On a daily basis, assistant city attorneys in the Government Affairs, Torts and Employment sections advise the Mayor's Office, City Council and Seattle Police Department in the complex, years-long effort to bring the City into full compliance with the police reform consent decree supervised by U.S. District Judge James Robart. In addition to our attorneys, Police Chief Kathleen O'Toole is aided by the active oversight of federal Monitor Merrick Bobb, the U.S. Department of Justice and the Seattle Community Police Commission. New policies on use of force, crisis intervention, bias-free policing, and stops and detentions have been approved, and officers are being re-trained on constitutional policing standards.

Ensuring Affordability and Livability

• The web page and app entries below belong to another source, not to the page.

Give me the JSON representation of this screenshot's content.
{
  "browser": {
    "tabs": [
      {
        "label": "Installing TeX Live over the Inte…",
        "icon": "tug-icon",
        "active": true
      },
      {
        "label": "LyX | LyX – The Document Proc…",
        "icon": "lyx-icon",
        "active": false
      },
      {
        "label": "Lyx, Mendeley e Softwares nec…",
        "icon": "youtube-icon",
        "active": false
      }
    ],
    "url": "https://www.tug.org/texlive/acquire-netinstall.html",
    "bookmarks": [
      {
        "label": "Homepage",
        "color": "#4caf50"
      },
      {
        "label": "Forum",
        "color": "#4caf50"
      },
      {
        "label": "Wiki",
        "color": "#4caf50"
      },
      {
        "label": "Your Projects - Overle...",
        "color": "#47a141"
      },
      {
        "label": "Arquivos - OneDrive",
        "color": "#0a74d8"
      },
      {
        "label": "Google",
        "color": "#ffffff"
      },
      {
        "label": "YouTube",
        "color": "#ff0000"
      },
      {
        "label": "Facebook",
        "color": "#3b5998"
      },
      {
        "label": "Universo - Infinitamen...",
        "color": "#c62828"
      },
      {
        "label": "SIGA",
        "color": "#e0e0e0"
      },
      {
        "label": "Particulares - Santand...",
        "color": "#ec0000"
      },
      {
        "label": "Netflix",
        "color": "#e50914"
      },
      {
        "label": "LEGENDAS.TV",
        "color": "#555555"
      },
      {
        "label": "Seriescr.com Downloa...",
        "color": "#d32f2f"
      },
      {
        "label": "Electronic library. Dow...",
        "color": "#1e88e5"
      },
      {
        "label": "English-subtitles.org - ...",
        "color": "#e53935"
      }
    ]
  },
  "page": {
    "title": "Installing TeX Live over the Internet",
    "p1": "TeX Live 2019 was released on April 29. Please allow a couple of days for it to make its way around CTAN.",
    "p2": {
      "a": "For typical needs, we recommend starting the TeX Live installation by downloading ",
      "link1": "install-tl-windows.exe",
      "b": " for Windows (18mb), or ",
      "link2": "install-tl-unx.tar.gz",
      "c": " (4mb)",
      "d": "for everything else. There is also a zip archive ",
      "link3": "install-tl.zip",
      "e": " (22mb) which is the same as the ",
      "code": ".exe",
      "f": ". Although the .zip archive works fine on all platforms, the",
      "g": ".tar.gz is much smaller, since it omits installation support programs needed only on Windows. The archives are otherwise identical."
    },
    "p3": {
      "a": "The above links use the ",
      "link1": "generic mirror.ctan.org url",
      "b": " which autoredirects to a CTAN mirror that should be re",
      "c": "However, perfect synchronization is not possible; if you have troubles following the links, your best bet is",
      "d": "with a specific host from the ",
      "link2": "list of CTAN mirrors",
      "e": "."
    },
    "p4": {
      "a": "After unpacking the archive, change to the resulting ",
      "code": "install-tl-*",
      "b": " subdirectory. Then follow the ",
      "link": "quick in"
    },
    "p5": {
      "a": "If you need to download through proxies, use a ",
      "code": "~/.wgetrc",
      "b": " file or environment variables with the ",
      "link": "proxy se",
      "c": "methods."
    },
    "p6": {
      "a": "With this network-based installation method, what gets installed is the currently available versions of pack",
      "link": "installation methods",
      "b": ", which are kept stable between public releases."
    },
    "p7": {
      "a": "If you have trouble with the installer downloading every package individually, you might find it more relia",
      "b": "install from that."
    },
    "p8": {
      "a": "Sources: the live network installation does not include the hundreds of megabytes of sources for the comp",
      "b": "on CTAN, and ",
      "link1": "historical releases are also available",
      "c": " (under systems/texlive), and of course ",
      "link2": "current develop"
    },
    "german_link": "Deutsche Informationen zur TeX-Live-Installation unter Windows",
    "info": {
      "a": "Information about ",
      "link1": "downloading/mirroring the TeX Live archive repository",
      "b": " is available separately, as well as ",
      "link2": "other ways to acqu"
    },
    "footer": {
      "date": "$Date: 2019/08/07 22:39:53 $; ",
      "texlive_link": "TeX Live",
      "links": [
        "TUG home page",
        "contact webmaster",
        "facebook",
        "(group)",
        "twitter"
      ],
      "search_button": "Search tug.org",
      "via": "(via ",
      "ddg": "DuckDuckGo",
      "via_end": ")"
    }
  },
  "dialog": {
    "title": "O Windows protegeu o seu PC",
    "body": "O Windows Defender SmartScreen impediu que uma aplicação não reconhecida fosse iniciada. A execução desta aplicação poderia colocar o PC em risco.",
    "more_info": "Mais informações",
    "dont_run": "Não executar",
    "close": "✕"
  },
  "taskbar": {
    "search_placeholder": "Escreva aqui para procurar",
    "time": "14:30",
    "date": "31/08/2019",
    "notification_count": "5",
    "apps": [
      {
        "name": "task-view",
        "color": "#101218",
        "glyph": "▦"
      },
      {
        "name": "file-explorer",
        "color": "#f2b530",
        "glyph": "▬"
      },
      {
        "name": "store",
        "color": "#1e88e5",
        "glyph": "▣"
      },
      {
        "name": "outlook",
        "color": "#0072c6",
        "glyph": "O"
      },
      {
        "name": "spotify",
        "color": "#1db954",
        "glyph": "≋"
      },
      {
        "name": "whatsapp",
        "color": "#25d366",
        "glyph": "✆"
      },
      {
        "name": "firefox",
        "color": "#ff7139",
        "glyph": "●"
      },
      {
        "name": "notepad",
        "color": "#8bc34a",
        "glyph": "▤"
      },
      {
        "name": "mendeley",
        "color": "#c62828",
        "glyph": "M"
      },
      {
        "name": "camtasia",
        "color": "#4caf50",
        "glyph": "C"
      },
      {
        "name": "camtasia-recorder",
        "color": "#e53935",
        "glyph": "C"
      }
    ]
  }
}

The City Attorney sees the availability of affordable housing as essential to Seattle remaining the vibrant, livable City we all want it to be. Affordable housing means that lower- and middle-class families can enjoy the City's great public spaces and schools; it means that new immigrants and school teachers can mingle on the streets with Amazon techies and Boeing executives. But sustaining affordable housing and making sure that its availability keeps pace with the City's burgeoning growth presents many legal questions.

State statutes, federal and state constitutions and complex land use regulations must all be considered in planning the City's route to affordable housing. The City Attorney's Office has made it a priority to support the Council and the Mayor in finding legally viable ways to meet the City's affordable housing needs.